While you may have come across many show items before at a gourmet food store or local market, if not a supermarket, the Food Show also lets you watch your favourite New Zealand celebrity chef in action, taste test something you wouldn't normally buy, and get a discount on products you already know you like. Theoretically, you have a chance to chat to the local producers as well, but I didn't feel comfortable doing this, especially at popular stalls where everyone is trying to get to the food and you just have to dive in and out quickly to avoid holding everyone up.
Going through the hundreds of stalls, you start to glaze over and stop really paying attention to everything on offer. Here are some things that stood out for us though.
- Cultured butter from Lewis Road Creamery. Actually, I discovered these guys a little while ago, and already knew their butter was an excellent local version of my previous favourite butter Lurpak (which I have been known to eat thick slices of on bread, as if it were cheese). The main reason for us coming to the Food Show was so we could sample Lewis Road's artisan butter without going to a high-end restaurant. It's made from 100% Jersey cow milk, unlike their supermarket premium butters, which are just made from the usual Fonterra mix. Unfortunately, I wasn't really able to taste the difference, mainly because the bread they served the butters on was so flavourful.
|Butter sculptures advertising Lewis Road Creamery.|
- Curried lamb pies from Leelands. You might have to wait a bit before they are heated through, but they are oh-so-delicious! It's a pity we have no idea where you would be able to buy one of these after the Food Show, but here's a list of Auckland's best pies.
- Festivals, or Jamacian deep fried corn bread from West Indies Spice Traders. These hot and tasty delights with a crunchy crust were only there to help sell the sauces, but they really stole the show for us. Freshly shaped and fried at the back of the stall, they are apparently made from equal amounts of corn meal and plain white flour, and mixed with a bit of sugar, milk and eggs. The man I spoke to claimed the recipe was on their website, but I couldn't find it. Their stall also stood out for generating a lot of smoke from cooking their chicken on the side.
|The sauces are the things for sale, but it was the corn bread from the man in the background that blew me away.|
- The artisan alley, set up with wooden stalls and great food, including fresh oysters from Mahurangi Oysters (only $2 each!), fennel sausages and olive oil from Salumeria Fontana, and crisp greens from The Fresh Grower.
- Discounts on quality ingredients, for instance $6.50 for 1kg of fresh clams from Southern Clams, $10 for a halloumi and feta combo from Zany Zeus, and $15 for 1kg of my favourite peanut butter from Pic's Really Good Peanut Butter.
Here are some suggestions on how to enjoy the Food Show as much as possible.
- Work out your schedule beforehand.

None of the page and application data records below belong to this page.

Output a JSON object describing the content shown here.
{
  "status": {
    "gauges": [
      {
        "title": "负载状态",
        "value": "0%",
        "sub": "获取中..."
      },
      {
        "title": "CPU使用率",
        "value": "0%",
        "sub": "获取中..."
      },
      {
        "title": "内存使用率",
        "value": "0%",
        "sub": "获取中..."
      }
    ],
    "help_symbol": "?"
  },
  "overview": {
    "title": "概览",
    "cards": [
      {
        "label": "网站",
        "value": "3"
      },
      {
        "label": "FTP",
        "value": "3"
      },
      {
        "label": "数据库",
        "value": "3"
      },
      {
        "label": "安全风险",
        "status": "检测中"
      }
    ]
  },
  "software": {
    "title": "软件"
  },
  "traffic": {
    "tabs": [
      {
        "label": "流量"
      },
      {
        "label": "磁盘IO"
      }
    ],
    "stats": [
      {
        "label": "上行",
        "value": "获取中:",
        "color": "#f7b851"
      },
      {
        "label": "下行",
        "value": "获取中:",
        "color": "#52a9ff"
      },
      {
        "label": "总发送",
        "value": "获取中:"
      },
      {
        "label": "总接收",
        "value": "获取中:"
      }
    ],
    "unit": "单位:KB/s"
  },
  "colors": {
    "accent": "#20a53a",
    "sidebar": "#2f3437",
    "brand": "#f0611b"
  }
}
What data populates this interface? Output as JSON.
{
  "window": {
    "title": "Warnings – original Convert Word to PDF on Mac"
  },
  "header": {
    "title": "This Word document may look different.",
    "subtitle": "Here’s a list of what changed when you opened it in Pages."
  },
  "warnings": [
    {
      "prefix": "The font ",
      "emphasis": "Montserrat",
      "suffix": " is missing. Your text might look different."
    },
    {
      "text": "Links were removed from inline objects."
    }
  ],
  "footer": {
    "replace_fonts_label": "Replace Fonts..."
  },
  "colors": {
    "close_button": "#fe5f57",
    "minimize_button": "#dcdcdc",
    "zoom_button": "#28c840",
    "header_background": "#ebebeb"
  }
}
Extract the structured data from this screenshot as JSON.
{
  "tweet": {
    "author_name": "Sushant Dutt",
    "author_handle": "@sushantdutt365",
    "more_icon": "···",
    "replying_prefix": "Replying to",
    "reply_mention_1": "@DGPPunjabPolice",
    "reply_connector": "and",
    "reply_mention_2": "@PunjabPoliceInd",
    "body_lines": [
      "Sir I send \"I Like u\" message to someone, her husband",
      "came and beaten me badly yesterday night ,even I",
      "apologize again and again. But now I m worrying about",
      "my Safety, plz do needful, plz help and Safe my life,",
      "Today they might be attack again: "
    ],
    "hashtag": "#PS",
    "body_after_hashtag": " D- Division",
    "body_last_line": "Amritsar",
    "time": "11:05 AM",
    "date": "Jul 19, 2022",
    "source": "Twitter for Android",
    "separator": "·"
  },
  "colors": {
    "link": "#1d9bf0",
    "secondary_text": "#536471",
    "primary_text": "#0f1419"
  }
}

Make sure you see all the cooking demonstrations that you want to see, and visit all the stalls you particularly care about.
- Don't turn up starving hungry. You want to be able to be discerning in what you try, not stuff yourself full of the first packet biscuits or bread and dips that you see.
- Hold on to your largest cup. Walking around can be thirsty work. You may want to help yourself to some water and discover that every dispenser has run out of cups.
- Bring cash. Queuing at the ATM is not a particularly fun activity. You have plenty of opportunity for queues already.
- Bring a large bag, maybe even one of those tow-along ones on wheels. There are some good offers at the show. You won't be able to take full advantage of them if you are unable to carry the products out with you. Drinks and bottled sauces start feeling uncomfortably heavy, and you might also want a special holder for the purchases you want to keep cold (butter, clams, icecream).
- Be nice to others. In those mad crowds, it's easy to bump into somebody by mistake, or get impatient at someone loitering in front of a stall. Just be polite and laid back about it. Everyone is here to have a good time.
- Be careful what you eat. Just because something is free doesn't mean you should have it. By all means give items the benefit of the doubt, but you could end up feeling sickly from too much sugar or alcohol, or even, as one member of our party found, mild food poisoning.